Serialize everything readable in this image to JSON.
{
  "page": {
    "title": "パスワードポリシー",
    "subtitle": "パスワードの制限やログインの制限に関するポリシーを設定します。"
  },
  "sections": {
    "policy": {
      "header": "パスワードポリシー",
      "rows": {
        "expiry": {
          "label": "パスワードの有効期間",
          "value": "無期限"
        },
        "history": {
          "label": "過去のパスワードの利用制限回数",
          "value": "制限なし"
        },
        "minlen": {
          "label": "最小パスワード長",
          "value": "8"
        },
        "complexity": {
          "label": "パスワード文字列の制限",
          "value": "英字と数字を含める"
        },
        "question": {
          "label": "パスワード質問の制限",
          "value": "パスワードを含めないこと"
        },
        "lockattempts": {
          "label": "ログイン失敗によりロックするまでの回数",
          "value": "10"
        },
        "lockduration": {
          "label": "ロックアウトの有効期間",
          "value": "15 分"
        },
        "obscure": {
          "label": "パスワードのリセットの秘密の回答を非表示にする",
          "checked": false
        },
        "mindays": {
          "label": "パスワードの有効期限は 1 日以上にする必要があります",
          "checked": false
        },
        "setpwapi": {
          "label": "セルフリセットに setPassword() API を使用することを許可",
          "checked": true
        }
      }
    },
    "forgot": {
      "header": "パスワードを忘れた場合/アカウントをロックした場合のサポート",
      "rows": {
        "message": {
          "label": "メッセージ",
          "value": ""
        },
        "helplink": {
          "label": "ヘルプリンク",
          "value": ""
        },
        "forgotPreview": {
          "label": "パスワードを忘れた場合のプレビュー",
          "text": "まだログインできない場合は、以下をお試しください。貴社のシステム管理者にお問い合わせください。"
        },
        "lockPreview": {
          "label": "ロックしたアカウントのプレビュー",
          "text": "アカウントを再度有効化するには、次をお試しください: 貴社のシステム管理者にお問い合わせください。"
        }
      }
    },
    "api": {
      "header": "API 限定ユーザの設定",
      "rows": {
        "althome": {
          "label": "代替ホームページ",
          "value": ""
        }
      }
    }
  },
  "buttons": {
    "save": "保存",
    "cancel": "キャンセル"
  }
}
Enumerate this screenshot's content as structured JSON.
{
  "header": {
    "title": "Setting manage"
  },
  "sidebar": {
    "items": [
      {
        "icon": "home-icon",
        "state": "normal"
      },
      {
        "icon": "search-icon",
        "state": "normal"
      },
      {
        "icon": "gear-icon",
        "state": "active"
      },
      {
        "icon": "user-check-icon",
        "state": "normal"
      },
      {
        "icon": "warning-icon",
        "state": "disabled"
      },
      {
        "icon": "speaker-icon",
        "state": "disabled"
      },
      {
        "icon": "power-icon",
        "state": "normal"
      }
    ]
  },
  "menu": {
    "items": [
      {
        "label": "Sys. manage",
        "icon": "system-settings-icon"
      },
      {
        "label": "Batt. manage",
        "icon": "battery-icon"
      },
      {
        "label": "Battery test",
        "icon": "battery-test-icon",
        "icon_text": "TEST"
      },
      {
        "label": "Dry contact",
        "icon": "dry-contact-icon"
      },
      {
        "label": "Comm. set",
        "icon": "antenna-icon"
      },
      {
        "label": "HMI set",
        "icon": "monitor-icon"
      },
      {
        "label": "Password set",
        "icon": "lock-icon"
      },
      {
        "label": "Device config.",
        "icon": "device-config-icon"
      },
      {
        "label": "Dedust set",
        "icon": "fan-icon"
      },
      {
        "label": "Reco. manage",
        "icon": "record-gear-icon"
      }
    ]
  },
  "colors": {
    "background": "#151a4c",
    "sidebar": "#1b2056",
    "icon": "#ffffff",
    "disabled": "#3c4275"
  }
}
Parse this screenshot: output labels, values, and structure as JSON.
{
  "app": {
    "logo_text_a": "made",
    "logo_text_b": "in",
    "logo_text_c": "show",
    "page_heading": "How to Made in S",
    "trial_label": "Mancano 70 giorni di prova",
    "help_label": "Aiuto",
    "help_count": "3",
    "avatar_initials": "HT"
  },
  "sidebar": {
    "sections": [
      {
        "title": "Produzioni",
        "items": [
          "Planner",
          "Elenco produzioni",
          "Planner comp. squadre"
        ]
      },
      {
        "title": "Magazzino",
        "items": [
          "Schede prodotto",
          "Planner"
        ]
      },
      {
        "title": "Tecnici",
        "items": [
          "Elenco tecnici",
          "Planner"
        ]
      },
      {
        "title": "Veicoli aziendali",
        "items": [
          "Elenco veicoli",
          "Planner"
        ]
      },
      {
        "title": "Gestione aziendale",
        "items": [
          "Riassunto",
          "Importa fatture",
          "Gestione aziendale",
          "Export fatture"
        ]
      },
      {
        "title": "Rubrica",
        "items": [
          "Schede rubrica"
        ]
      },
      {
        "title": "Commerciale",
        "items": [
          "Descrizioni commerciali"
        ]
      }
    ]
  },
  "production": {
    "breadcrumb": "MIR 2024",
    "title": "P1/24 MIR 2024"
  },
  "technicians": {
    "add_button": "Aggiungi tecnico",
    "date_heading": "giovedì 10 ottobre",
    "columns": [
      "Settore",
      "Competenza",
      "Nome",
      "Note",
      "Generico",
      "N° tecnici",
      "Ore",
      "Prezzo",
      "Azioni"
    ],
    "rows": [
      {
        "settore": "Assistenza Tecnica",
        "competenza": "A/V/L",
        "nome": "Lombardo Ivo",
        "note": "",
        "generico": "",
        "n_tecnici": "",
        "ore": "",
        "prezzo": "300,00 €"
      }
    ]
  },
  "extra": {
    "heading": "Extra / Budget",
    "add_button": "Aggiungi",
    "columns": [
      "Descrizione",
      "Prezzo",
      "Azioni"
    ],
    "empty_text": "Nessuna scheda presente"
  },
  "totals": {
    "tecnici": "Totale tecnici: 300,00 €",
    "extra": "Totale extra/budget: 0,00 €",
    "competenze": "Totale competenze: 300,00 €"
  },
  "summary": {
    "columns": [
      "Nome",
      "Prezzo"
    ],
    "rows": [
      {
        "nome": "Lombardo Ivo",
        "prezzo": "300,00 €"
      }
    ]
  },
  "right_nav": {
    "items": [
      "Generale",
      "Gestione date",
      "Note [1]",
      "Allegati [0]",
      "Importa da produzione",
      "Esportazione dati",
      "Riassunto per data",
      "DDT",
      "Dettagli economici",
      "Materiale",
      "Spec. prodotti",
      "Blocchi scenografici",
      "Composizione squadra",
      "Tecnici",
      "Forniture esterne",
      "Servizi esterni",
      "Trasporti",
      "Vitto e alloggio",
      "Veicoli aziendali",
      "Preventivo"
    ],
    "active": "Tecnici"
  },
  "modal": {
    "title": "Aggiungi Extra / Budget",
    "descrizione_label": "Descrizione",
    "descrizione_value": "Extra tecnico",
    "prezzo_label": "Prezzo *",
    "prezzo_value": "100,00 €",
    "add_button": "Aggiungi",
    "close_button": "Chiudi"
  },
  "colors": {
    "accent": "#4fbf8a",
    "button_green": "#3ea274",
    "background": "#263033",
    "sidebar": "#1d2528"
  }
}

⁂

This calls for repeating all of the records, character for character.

Serialize everything readable in this image to JSON.
{
  "page": {
    "title": "パスワードポリシー",
    "subtitle": "パスワードの制限やログインの制限に関するポリシーを設定します。"
  },
  "sections": {
    "policy": {
      "header": "パスワードポリシー",
      "rows": {
        "expiry": {
          "label": "パスワードの有効期間",
          "value": "無期限"
        },
        "history": {
          "label": "過去のパスワードの利用制限回数",
          "value": "制限なし"
        },
        "minlen": {
          "label": "最小パスワード長",
          "value": "8"
        },
        "complexity": {
          "label": "パスワード文字列の制限",
          "value": "英字と数字を含める"
        },
        "question": {
          "label": "パスワード質問の制限",
          "value": "パスワードを含めないこと"
        },
        "lockattempts": {
          "label": "ログイン失敗によりロックするまでの回数",
          "value": "10"
        },
        "lockduration": {
          "label": "ロックアウトの有効期間",
          "value": "15 分"
        },
        "obscure": {
          "label": "パスワードのリセットの秘密の回答を非表示にする",
          "checked": false
        },
        "mindays": {
          "label": "パスワードの有効期限は 1 日以上にする必要があります",
          "checked": false
        },
        "setpwapi": {
          "label": "セルフリセットに setPassword() API を使用することを許可",
          "checked": true
        }
      }
    },
    "forgot": {
      "header": "パスワードを忘れた場合/アカウントをロックした場合のサポート",
      "rows": {
        "message": {
          "label": "メッセージ",
          "value": ""
        },
        "helplink": {
          "label": "ヘルプリンク",
          "value": ""
        },
        "forgotPreview": {
          "label": "パスワードを忘れた場合のプレビュー",
          "text": "まだログインできない場合は、以下をお試しください。貴社のシステム管理者にお問い合わせください。"
        },
        "lockPreview": {
          "label": "ロックしたアカウントのプレビュー",
          "text": "アカウントを再度有効化するには、次をお試しください: 貴社のシステム管理者にお問い合わせください。"
        }
      }
    },
    "api": {
      "header": "API 限定ユーザの設定",
      "rows": {
        "althome": {
          "label": "代替ホームページ",
          "value": ""
        }
      }
    }
  },
  "buttons": {
    "save": "保存",
    "cancel": "キャンセル"
  }
}
Enumerate this screenshot's content as structured JSON.
{
  "header": {
    "title": "Setting manage"
  },
  "sidebar": {
    "items": [
      {
        "icon": "home-icon",
        "state": "normal"
      },
      {
        "icon": "search-icon",
        "state": "normal"
      },
      {
        "icon": "gear-icon",
        "state": "active"
      },
      {
        "icon": "user-check-icon",
        "state": "normal"
      },
      {
        "icon": "warning-icon",
        "state": "disabled"
      },
      {
        "icon": "speaker-icon",
        "state": "disabled"
      },
      {
        "icon": "power-icon",
        "state": "normal"
      }
    ]
  },
  "menu": {
    "items": [
      {
        "label": "Sys. manage",
        "icon": "system-settings-icon"
      },
      {
        "label": "Batt. manage",
        "icon": "battery-icon"
      },
      {
        "label": "Battery test",
        "icon": "battery-test-icon",
        "icon_text": "TEST"
      },
      {
        "label": "Dry contact",
        "icon": "dry-contact-icon"
      },
      {
        "label": "Comm. set",
        "icon": "antenna-icon"
      },
      {
        "label": "HMI set",
        "icon": "monitor-icon"
      },
      {
        "label": "Password set",
        "icon": "lock-icon"
      },
      {
        "label": "Device config.",
        "icon": "device-config-icon"
      },
      {
        "label": "Dedust set",
        "icon": "fan-icon"
      },
      {
        "label": "Reco. manage",
        "icon": "record-gear-icon"
      }
    ]
  },
  "colors": {
    "background": "#151a4c",
    "sidebar": "#1b2056",
    "icon": "#ffffff",
    "disabled": "#3c4275"
  }
}
Parse this screenshot: output labels, values, and structure as JSON.
{
  "app": {
    "logo_text_a": "made",
    "logo_text_b": "in",
    "logo_text_c": "show",
    "page_heading": "How to Made in S",
    "trial_label": "Mancano 70 giorni di prova",
    "help_label": "Aiuto",
    "help_count": "3",
    "avatar_initials": "HT"
  },
  "sidebar": {
    "sections": [
      {
        "title": "Produzioni",
        "items": [
          "Planner",
          "Elenco produzioni",
          "Planner comp. squadre"
        ]
      },
      {
        "title": "Magazzino",
        "items": [
          "Schede prodotto",
          "Planner"
        ]
      },
      {
        "title": "Tecnici",
        "items": [
          "Elenco tecnici",
          "Planner"
        ]
      },
      {
        "title": "Veicoli aziendali",
        "items": [
          "Elenco veicoli",
          "Planner"
        ]
      },
      {
        "title": "Gestione aziendale",
        "items": [
          "Riassunto",
          "Importa fatture",
          "Gestione aziendale",
          "Export fatture"
        ]
      },
      {
        "title": "Rubrica",
        "items": [
          "Schede rubrica"
        ]
      },
      {
        "title": "Commerciale",
        "items": [
          "Descrizioni commerciali"
        ]
      }
    ]
  },
  "production": {
    "breadcrumb": "MIR 2024",
    "title": "P1/24 MIR 2024"
  },
  "technicians": {
    "add_button": "Aggiungi tecnico",
    "date_heading": "giovedì 10 ottobre",
    "columns": [
      "Settore",
      "Competenza",
      "Nome",
      "Note",
      "Generico",
      "N° tecnici",
      "Ore",
      "Prezzo",
      "Azioni"
    ],
    "rows": [
      {
        "settore": "Assistenza Tecnica",
        "competenza": "A/V/L",
        "nome": "Lombardo Ivo",
        "note": "",
        "generico": "",
        "n_tecnici": "",
        "ore": "",
        "prezzo": "300,00 €"
      }
    ]
  },
  "extra": {
    "heading": "Extra / Budget",
    "add_button": "Aggiungi",
    "columns": [
      "Descrizione",
      "Prezzo",
      "Azioni"
    ],
    "empty_text": "Nessuna scheda presente"
  },
  "totals": {
    "tecnici": "Totale tecnici: 300,00 €",
    "extra": "Totale extra/budget: 0,00 €",
    "competenze": "Totale competenze: 300,00 €"
  },
  "summary": {
    "columns": [
      "Nome",
      "Prezzo"
    ],
    "rows": [
      {
        "nome": "Lombardo Ivo",
        "prezzo": "300,00 €"
      }
    ]
  },
  "right_nav": {
    "items": [
      "Generale",
      "Gestione date",
      "Note [1]",
      "Allegati [0]",
      "Importa da produzione",
      "Esportazione dati",
      "Riassunto per data",
      "DDT",
      "Dettagli economici",
      "Materiale",
      "Spec. prodotti",
      "Blocchi scenografici",
      "Composizione squadra",
      "Tecnici",
      "Forniture esterne",
      "Servizi esterni",
      "Trasporti",
      "Vitto e alloggio",
      "Veicoli aziendali",
      "Preventivo"
    ],
    "active": "Tecnici"
  },
  "modal": {
    "title": "Aggiungi Extra / Budget",
    "descrizione_label": "Descrizione",
    "descrizione_value": "Extra tecnico",
    "prezzo_label": "Prezzo *",
    "prezzo_value": "100,00 €",
    "add_button": "Aggiungi",
    "close_button": "Chiudi"
  },
  "colors": {
    "accent": "#4fbf8a",
    "button_green": "#3ea274",
    "background": "#263033",
    "sidebar": "#1d2528"
  }
}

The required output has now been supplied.